The newcomers used the runic alphabet, which was composed of a series of 36 characters, used for carving inscriptions on stone or metal.
Anglo-Saxon culture was based on a rich tradition of oral literature, symbolised by the mead-hall, a large room in a building or castle where warriors and kings gathered to feast and where scops would entertain them with songs about heroes and their adventures.
The scop was an Anglo-Saxon poet who entertained early Germanic kings and soldiers by reciting poetry, often accompanied by a harp or similar instrument. He could travel from one village to another and sing songs depicting important events or celebrate the glory of important figures in history. Scops were not just poets or entertainers: they helped to preserve the history of the Germanic tribes and contributed to the construction of a national identity.
Another group of tribes called Vikings raided Britain between 750 and 1050. They came from Scandinavia and Denmark.
The name ‘Viking’ means ‘a pirate raid’ in the language ‘Old Norse’.
Around the second half of the 9th century, Vikings took control of the Anglo-Saxon kingdoms of Northumbria, East Anglia and most of Mercia. Alfred the Great, king of Wessex, fought against Vikings and after some years a peace agreement was signed between the Anglo-Saxons and the Vikings who settled in the north and east of England, a territory that was called the Danelaw.
The Vikings also settled in some Scottish regions, and on the Shetland and Orkney Islands.
The Vikings came to Britain because they were drawn to its wealth. In fact Britain was well known for its trade centres. When they settled, they also became farmers thanks to the mild climate of the island.
The Vikings founded many towns and cities in Britain and you can trace their Viking origin from the names that end in -by, -thorpe or -ay. The most important of them was the city of York, or ‘Jorvik’. Over 10,000 people lived there and it was an important place to trade goods.
Vikings believed that everyone lived in a very big tree and the gods lived at the top of the tree, called Asgard. Humans lived in Midgard (in the middle of the tree). At the bottom of the tree was Niflheim inhabited by the dead people.
The chief of the gods was Odin who lived in Valhalla (=Odin’s hall/house)
Their mythology is also full of giants and elves.
The Anglo-Saxons Kings reigned until 1013, when the Danish King started to fight against the Anglo-Saxons, causing a period of instability with alternating Danish and Anglo-Saxon kings until 1066.
King Edward III reigned until January 1066 but he had no heirs. He had designated his cousin, William II Duke of Normandy, heir to the throne. But his brother-in-law Harold II, Earl of Wessex, was proclaimed King of England with the support of the Council of Wise Men (Witan).
William landed in England, defeated Harold definetely near Hastings facilitated by the country’s internal divisions and was crowned King of England with the name of William I, better known as William the Conqueror, on Christmas Day that same year.
1066 is a very important year because since the Norman conquest the nation has never been invaded on land.

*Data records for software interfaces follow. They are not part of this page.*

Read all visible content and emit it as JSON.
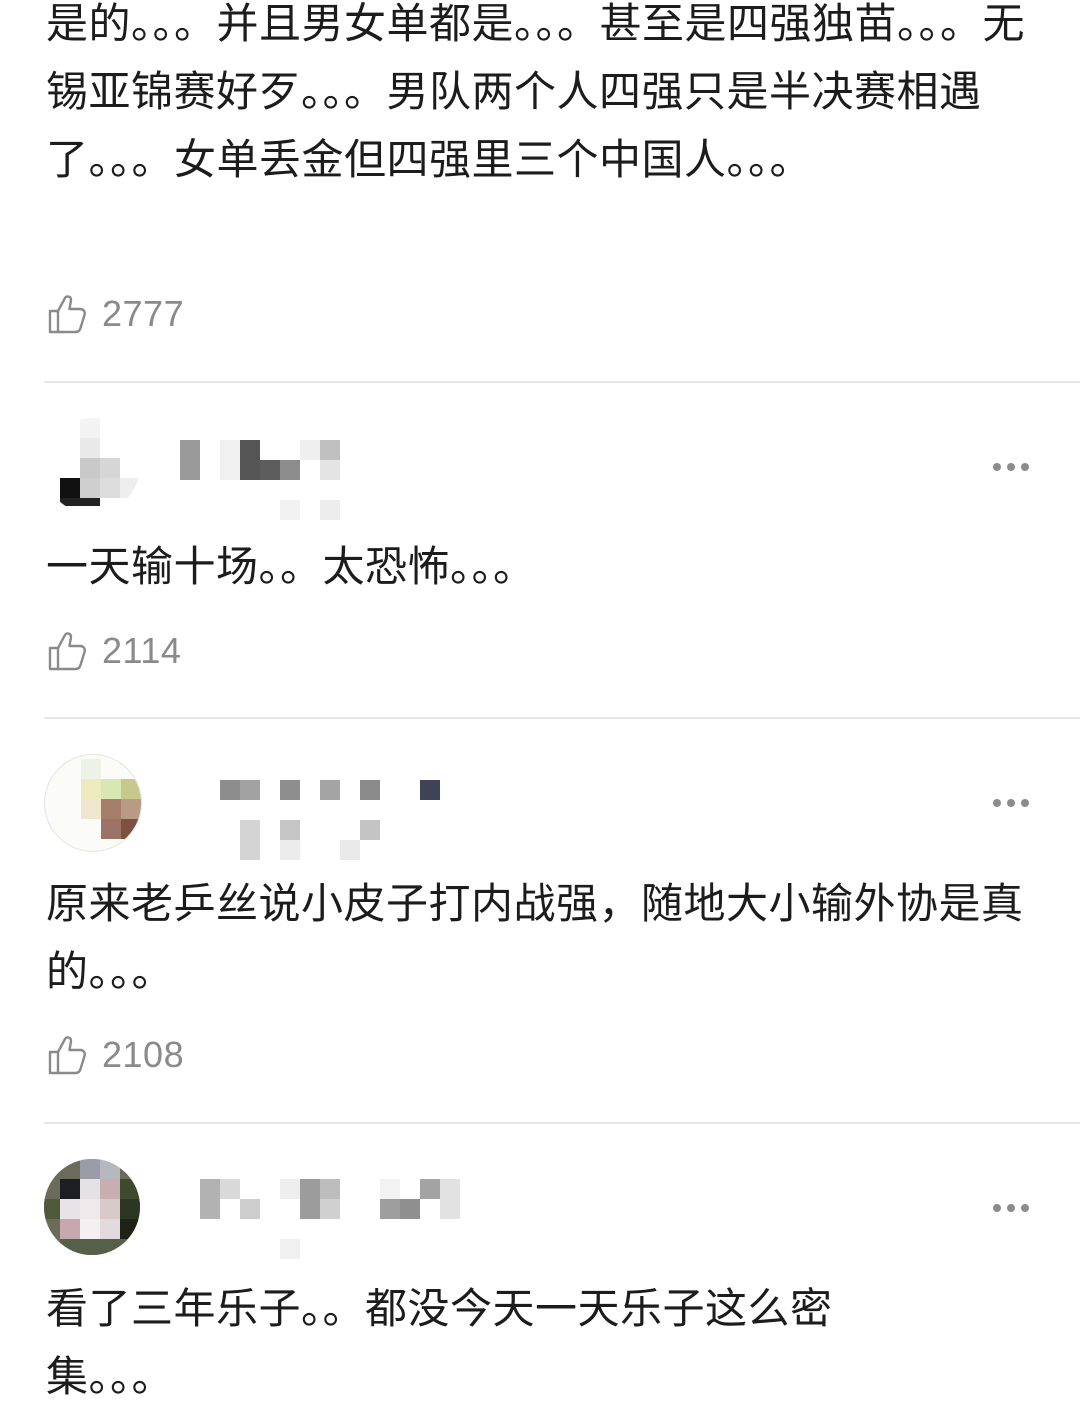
{
  "comments": [
    {
      "text": "是的。。。并且男女单都是。。。甚至是四强独苗。。。无锡亚锦赛好歹。。。男队两个人四强只是半决赛相遇了。。。女单丢金但四强里三个中国人。。。",
      "likes": "2777"
    },
    {
      "text": "一天输十场。。太恐怖。。。",
      "likes": "2114"
    },
    {
      "text": "原来老乒丝说小皮子打内战强，随地大小输外协是真的。。。",
      "likes": "2108"
    },
    {
      "text": "看了三年乐子。。都没今天一天乐子这么密集。。。",
      "likes": ""
    }
  ],
  "icons": {
    "like": "thumbs-up-icon",
    "more": "more-dots-icon"
  },
  "colors": {
    "text": "#1c1c1c",
    "muted": "#8a8a8a",
    "divider": "#e6e6e6"
  }
}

William I introduced the feudal system based on tenancy of land and on a rigid hierarchy.
He organized the territories into shires entrusted to royal officials, the sheriffs, who administered justice and collected taxes.

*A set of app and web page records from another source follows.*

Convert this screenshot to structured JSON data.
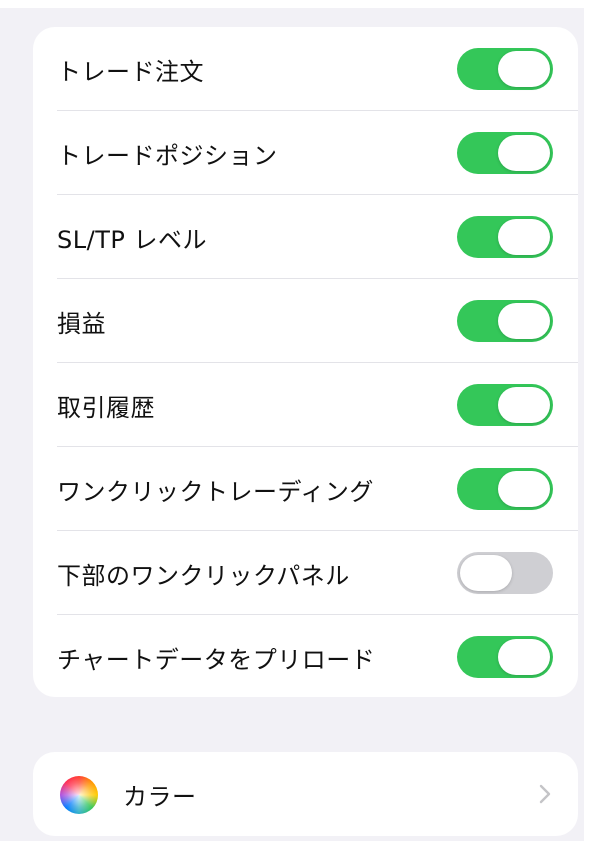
{
  "settings": {
    "rows": [
      {
        "label": "トレード注文",
        "enabled": true
      },
      {
        "label": "トレードポジション",
        "enabled": true
      },
      {
        "label": "SL/TP レベル",
        "enabled": true
      },
      {
        "label": "損益",
        "enabled": true
      },
      {
        "label": "取引履歴",
        "enabled": true
      },
      {
        "label": "ワンクリックトレーディング",
        "enabled": true
      },
      {
        "label": "下部のワンクリックパネル",
        "enabled": false
      },
      {
        "label": "チャートデータをプリロード",
        "enabled": true
      }
    ]
  },
  "color_section": {
    "label": "カラー",
    "icon": "color-wheel-icon",
    "chevron_icon": "chevron-right-icon"
  },
  "colors": {
    "background": "#f2f1f6",
    "toggle_on": "#34c759",
    "toggle_off": "#cfcfd3",
    "chevron": "#c4c4c7"
  }
}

In 1086 William ordered the compilation of the Domesday Book: the first national census of all lands, families and animals in England and Wales and all the data were used to calculate the existing wealth and consequently the taxes that could be collected by the king.

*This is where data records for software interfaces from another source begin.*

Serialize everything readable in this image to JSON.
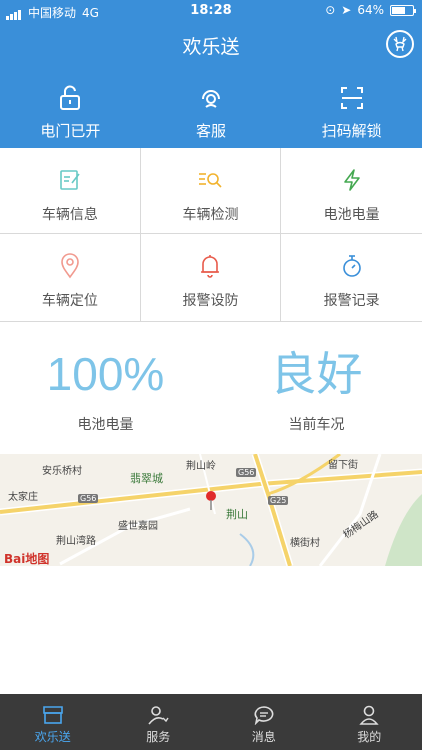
{
  "status_bar": {
    "carrier": "中国移动",
    "network": "4G",
    "time": "18:28",
    "battery_percent": "64%",
    "battery_level": 0.64
  },
  "header": {
    "title": "欢乐送",
    "icon": "deer-logo-icon"
  },
  "top_actions": [
    {
      "label": "电门已开",
      "icon": "unlock-icon"
    },
    {
      "label": "客服",
      "icon": "customer-service-icon"
    },
    {
      "label": "扫码解锁",
      "icon": "scan-icon"
    }
  ],
  "grid": [
    {
      "label": "车辆信息",
      "icon": "edit-doc-icon",
      "color": "#67c9c5"
    },
    {
      "label": "车辆检测",
      "icon": "search-list-icon",
      "color": "#f2b32e"
    },
    {
      "label": "电池电量",
      "icon": "lightning-icon",
      "color": "#44a850"
    },
    {
      "label": "车辆定位",
      "icon": "location-pin-icon",
      "color": "#f19a8f"
    },
    {
      "label": "报警设防",
      "icon": "bell-icon",
      "color": "#e85a4a"
    },
    {
      "label": "报警记录",
      "icon": "stopwatch-icon",
      "color": "#3a8fd9"
    }
  ],
  "stats": [
    {
      "value": "100%",
      "caption": "电池电量"
    },
    {
      "value": "良好",
      "caption": "当前车况"
    }
  ],
  "map": {
    "labels": [
      "荆山岭",
      "留下街",
      "安乐桥村",
      "翡翠城",
      "太家庄",
      "荆山",
      "盛世嘉园",
      "荆山湾路",
      "横街村",
      "杨梅山路",
      "G56",
      "G56",
      "G25",
      "Bai地图"
    ]
  },
  "tabs": [
    {
      "label": "欢乐送",
      "icon": "store-icon",
      "active": true
    },
    {
      "label": "服务",
      "icon": "user-heart-icon",
      "active": false
    },
    {
      "label": "消息",
      "icon": "chat-bubble-icon",
      "active": false
    },
    {
      "label": "我的",
      "icon": "person-icon",
      "active": false
    }
  ],
  "colors": {
    "primary": "#3a8fd9",
    "stat_text": "#7ec4e8",
    "tabbar": "#3a3a3a",
    "tab_active": "#4aa6ee"
  }
}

Medieval Society in England
At the time of William the Conqueror society was basically divided into three classes which had different functions and which used three different languages as can be seen from the following table.
|Nobles||They rule and administrate the country||French|
|Clergy||They are closely related to Rome upon which their spiritual power depends, though under the control of the king who pays Peter’s Pence to the Holy See of the Catholic Church.||Latin|
|Paesants||They work the land for the lord.||Anglo-Saxon|